▸ **EXERCISE DETAILS**
Copy every record exactly as it stands. Leave the pictures out.
::::::::
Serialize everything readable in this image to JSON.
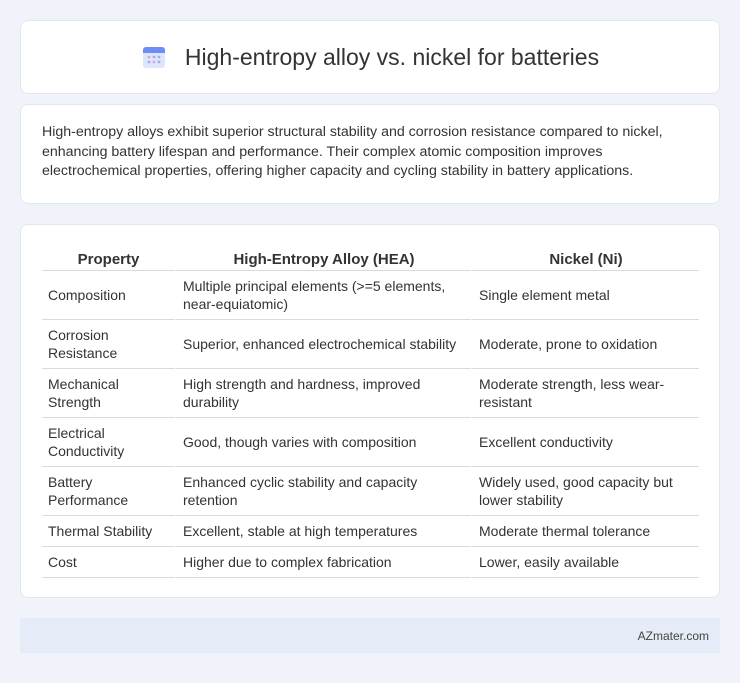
{
  "header": {
    "title": "High-entropy alloy vs. nickel for batteries",
    "icon": "calendar-icon"
  },
  "summary": {
    "text": "High-entropy alloys exhibit superior structural stability and corrosion resistance compared to nickel, enhancing battery lifespan and performance. Their complex atomic composition improves electrochemical properties, offering higher capacity and cycling stability in battery applications."
  },
  "table": {
    "headers": [
      "Property",
      "High-Entropy Alloy (HEA)",
      "Nickel (Ni)"
    ],
    "rows": [
      [
        "Composition",
        "Multiple principal elements (>=5 elements, near-equiatomic)",
        "Single element metal"
      ],
      [
        "Corrosion Resistance",
        "Superior, enhanced electrochemical stability",
        "Moderate, prone to oxidation"
      ],
      [
        "Mechanical Strength",
        "High strength and hardness, improved durability",
        "Moderate strength, less wear-resistant"
      ],
      [
        "Electrical Conductivity",
        "Good, though varies with composition",
        "Excellent conductivity"
      ],
      [
        "Battery Performance",
        "Enhanced cyclic stability and capacity retention",
        "Widely used, good capacity but lower stability"
      ],
      [
        "Thermal Stability",
        "Excellent, stable at high temperatures",
        "Moderate thermal tolerance"
      ],
      [
        "Cost",
        "Higher due to complex fabrication",
        "Lower, easily available"
      ]
    ]
  },
  "footer": {
    "brand": "AZmater.com"
  },
  "colors": {
    "background": "#f0f3f9",
    "card": "#ffffff",
    "footer": "#e6ecf7",
    "icon_primary": "#6b8df5",
    "icon_accent": "#e8a0c8"
  }
}
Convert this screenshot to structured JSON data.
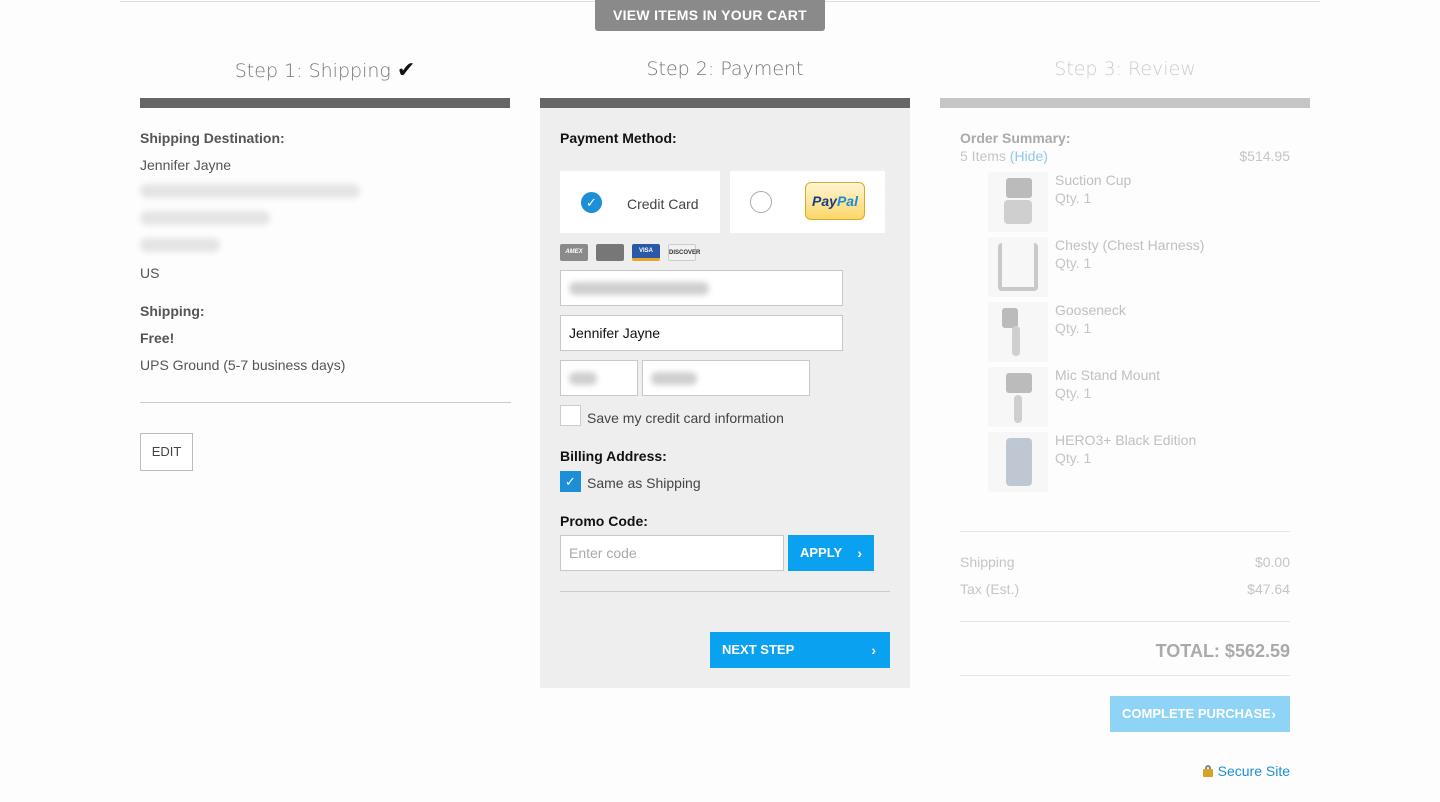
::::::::
▸ **RESULT FOR THIS EXERCISE**
Serialize everything readable in this image to JSON.
{
  "header": {
    "title": "High-entropy alloy vs. nickel for batteries",
    "icon": "calendar-icon"
  },
  "summary": {
    "text": "High-entropy alloys exhibit superior structural stability and corrosion resistance compared to nickel, enhancing battery lifespan and performance. Their complex atomic composition improves electrochemical properties, offering higher capacity and cycling stability in battery applications."
  },
  "table": {
    "headers": [
      "Property",
      "High-Entropy Alloy (HEA)",
      "Nickel (Ni)"
    ],
    "rows": [
      [
        "Composition",
        "Multiple principal elements (>=5 elements, near-equiatomic)",
        "Single element metal"
      ],
      [
        "Corrosion Resistance",
        "Superior, enhanced electrochemical stability",
        "Moderate, prone to oxidation"
      ],
      [
        "Mechanical Strength",
        "High strength and hardness, improved durability",
        "Moderate strength, less wear-resistant"
      ],
      [
        "Electrical Conductivity",
        "Good, though varies with composition",
        "Excellent conductivity"
      ],
      [
        "Battery Performance",
        "Enhanced cyclic stability and capacity retention",
        "Widely used, good capacity but lower stability"
      ],
      [
        "Thermal Stability",
        "Excellent, stable at high temperatures",
        "Moderate thermal tolerance"
      ],
      [
        "Cost",
        "Higher due to complex fabrication",
        "Lower, easily available"
      ]
    ]
  },
  "footer": {
    "brand": "AZmater.com"
  },
  "colors": {
    "background": "#f0f3f9",
    "card": "#ffffff",
    "footer": "#e6ecf7",
    "icon_primary": "#6b8df5",
    "icon_accent": "#e8a0c8"
  }
}
Convert this screenshot to structured JSON data.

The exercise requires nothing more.